13. Chivas USA: Preki deserved serious consideration for coach of the year in 2008 considering what he accomplished with a weak roster that was decimated by injuries. Unfortunately the team's cursed luck looks to be continuing into this season. Claudio Saurez, the seemingly ageless central defender who's been the backbone of the team over the last two seasons, retired in a huff. Francisco Mendoza returned to the Chivas mothership. Sacha Kljestan appears to be European-bound before the season's over. And the team heads into its first match with no less than seven injuries afflicting potential starters. Throw in a new 'keeper in Dan Kennedy and the Goats look to be a mess.

12. New England Revolution: No coach has mined the MLS draft more effectively than Steve Nicol. In 2002 he tapped Shalrie Joseph in the second round, and the Grenadan's developed into the league's best defensive midfielder. Two years later Nicol plucked another rough-hewn diamond out of the draft with Clint Dempsey. Then in 2005 the Revs coach landed Michael Parkhurst, arguably the best defender in the league over the last four years. But only one of those players remains (Joseph) -- and Nicol's draft-day magic seems to have faded in recent years. (Wells Thompson?) Gabriel Badilla and Amaechi Igwe will try to fill Parkhurst's central defense role, while young Gambians Kenny Mansally and Sainey Nyassi will provide some flair on the flanks. But last season's late swan dive -- winless in their final six regular season games; first round playoff exit -- seems like an ominous sign for 2009.

11. F.C. Dallas: Every year I think Dallas is going to be the surprise squad of the campaign -- and every year they end up playing thoroughly mediocre soccer and exiting the playoffs early. This year they won't have to worry about the playoffs. Similar to most other teams destined for the bottom of the table, the chief problem is defense.

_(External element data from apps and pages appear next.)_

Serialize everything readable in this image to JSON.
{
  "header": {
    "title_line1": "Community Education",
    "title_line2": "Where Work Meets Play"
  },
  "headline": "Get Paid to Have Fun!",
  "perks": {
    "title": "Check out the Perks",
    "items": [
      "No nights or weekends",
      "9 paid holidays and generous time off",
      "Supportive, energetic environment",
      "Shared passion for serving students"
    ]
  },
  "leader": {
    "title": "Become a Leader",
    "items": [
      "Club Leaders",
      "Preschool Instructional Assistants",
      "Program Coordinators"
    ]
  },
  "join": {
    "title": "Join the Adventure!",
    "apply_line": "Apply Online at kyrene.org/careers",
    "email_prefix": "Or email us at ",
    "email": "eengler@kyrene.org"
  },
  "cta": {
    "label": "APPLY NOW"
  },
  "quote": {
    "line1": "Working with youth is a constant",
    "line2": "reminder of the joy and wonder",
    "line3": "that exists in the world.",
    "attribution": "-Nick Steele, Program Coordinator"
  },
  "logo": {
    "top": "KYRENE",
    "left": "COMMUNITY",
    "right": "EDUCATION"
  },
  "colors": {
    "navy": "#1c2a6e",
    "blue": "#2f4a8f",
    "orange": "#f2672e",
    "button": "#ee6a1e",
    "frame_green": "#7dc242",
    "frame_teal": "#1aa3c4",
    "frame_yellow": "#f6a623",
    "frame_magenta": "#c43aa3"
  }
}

Duilio Davino may have proven a monumental bust in anchoring the back line, but that doesn't mean the team should throw up their hands in despair and hand the keys to Aaron Pitchkolan. The Dallas midfield -- which seems to turn over every off-season -- should prove a more interesting experiment. The marquee signing is playmaker David Ferreira, a veteran of the Colombian national team and Brazilian club Atletico Paranaense. He'll be joined by promising youngster Andre Rocha and savvy veteran Dave van den Bergh. Up top Dallas boasts two of the most prolific goal scorers in MLS history -- Jeff Cunningham (104 goals) and Kenny Cooper (33 goals).

Back tomorrow with slots six through ten in the table